-- PROVIDED RECORDS follows --

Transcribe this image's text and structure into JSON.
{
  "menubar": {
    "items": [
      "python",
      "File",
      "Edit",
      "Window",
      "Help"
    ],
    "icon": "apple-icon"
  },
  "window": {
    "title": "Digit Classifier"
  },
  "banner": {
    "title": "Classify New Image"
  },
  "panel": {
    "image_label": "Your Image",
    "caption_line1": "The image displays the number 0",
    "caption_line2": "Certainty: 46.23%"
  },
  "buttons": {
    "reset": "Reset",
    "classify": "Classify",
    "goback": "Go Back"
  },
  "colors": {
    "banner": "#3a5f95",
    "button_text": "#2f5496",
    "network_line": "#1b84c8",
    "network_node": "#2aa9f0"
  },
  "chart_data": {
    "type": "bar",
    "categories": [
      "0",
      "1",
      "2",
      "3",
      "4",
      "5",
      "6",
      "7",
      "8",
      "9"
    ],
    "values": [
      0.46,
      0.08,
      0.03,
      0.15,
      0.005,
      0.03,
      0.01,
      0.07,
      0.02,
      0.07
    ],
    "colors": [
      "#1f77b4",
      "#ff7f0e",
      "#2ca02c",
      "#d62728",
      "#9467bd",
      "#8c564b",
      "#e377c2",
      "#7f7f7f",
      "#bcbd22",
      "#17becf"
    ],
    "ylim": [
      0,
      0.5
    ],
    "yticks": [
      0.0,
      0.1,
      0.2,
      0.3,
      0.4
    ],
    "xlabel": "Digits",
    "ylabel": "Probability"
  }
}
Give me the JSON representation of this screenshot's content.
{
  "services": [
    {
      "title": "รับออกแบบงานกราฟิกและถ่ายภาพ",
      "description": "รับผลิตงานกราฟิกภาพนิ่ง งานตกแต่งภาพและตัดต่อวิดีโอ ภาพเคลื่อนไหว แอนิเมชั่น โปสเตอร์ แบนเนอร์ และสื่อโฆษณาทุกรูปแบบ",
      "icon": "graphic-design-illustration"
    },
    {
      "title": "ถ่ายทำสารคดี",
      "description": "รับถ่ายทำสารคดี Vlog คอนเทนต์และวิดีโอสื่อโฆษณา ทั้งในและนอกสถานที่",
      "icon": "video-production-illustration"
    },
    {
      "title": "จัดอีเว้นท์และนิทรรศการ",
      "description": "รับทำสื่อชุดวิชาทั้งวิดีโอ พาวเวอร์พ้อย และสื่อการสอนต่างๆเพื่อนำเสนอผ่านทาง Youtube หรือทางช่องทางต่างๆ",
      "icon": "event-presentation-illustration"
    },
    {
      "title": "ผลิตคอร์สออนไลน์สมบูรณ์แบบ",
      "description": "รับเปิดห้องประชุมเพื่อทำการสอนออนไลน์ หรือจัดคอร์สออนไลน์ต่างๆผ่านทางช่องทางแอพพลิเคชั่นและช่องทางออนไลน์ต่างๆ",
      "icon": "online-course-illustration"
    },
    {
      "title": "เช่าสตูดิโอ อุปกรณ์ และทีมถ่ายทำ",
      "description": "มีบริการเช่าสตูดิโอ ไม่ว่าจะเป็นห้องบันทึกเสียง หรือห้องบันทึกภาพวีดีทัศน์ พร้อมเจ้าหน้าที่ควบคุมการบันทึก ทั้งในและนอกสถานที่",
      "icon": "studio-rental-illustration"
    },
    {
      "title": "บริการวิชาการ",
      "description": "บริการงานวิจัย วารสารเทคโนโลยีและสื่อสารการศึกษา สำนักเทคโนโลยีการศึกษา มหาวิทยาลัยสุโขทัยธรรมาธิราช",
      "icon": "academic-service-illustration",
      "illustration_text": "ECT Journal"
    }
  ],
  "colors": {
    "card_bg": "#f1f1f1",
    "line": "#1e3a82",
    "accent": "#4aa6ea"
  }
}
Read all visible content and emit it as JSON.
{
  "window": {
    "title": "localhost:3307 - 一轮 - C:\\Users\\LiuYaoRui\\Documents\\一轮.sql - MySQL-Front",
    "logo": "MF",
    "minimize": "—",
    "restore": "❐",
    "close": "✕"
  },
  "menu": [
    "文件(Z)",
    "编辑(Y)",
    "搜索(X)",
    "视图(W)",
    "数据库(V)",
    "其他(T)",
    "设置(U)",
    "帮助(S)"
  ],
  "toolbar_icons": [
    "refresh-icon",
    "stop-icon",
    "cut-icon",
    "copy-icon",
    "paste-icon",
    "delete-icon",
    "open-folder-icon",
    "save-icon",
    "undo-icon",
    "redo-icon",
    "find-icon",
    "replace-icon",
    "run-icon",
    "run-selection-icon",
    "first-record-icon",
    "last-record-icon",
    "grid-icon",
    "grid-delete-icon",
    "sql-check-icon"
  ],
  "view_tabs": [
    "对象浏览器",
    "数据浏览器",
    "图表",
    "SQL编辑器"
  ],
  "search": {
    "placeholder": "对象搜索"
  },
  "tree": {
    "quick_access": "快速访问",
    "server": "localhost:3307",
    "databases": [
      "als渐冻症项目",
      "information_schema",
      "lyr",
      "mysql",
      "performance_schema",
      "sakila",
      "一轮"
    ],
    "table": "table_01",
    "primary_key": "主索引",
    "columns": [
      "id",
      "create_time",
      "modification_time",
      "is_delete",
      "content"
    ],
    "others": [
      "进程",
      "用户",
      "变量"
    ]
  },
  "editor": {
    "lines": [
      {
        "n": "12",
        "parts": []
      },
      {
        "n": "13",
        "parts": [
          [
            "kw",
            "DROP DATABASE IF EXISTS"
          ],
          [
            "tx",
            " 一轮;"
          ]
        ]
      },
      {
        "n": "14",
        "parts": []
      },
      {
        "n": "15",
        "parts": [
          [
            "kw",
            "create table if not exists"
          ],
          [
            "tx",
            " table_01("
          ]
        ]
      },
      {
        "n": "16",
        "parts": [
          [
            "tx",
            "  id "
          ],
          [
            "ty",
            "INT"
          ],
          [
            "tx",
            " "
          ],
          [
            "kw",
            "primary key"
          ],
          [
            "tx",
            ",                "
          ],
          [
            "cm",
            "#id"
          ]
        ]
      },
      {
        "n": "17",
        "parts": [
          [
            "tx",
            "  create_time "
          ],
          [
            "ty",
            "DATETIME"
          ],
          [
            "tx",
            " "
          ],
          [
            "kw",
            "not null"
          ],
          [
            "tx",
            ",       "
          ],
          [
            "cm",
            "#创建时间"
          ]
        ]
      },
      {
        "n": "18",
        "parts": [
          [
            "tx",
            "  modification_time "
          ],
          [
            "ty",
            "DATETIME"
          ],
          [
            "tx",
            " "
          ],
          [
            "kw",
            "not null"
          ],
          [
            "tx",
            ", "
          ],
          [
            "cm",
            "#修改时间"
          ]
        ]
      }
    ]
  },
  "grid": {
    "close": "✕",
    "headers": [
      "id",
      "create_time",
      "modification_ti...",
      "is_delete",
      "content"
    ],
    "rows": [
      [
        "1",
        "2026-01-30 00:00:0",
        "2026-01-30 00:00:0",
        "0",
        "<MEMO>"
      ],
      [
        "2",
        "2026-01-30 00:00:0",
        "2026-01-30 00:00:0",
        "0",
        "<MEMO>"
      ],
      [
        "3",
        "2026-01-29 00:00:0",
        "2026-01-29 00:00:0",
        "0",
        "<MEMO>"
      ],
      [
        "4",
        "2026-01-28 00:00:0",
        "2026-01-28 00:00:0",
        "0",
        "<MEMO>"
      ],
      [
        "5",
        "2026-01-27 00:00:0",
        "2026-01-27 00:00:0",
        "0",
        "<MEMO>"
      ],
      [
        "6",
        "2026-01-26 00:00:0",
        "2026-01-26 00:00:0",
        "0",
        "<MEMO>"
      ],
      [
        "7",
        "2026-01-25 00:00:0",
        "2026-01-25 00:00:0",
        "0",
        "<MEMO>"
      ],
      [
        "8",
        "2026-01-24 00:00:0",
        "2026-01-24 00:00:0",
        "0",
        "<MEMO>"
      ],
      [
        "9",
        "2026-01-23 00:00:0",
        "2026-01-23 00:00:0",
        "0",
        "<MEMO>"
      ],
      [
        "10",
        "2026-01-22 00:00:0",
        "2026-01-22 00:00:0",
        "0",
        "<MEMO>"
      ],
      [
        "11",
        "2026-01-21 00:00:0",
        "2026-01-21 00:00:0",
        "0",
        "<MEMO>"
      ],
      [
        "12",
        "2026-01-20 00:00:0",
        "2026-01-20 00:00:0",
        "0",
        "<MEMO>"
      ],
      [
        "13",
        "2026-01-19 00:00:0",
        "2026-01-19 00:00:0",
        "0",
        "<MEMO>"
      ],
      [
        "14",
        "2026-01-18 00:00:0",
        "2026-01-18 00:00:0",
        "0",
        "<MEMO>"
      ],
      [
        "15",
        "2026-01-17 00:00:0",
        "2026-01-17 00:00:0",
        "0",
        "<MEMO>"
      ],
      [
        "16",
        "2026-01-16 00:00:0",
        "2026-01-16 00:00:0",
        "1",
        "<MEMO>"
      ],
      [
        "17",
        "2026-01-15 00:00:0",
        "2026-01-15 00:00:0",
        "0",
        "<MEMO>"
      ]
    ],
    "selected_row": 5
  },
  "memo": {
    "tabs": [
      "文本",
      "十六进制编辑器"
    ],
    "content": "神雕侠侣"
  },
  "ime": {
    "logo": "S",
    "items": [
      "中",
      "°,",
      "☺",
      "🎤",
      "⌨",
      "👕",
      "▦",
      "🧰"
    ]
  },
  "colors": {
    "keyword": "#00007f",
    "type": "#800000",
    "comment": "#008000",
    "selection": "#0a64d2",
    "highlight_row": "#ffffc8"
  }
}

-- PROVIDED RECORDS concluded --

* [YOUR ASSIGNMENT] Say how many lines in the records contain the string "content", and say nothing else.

* [RESPONSE BELOW] 5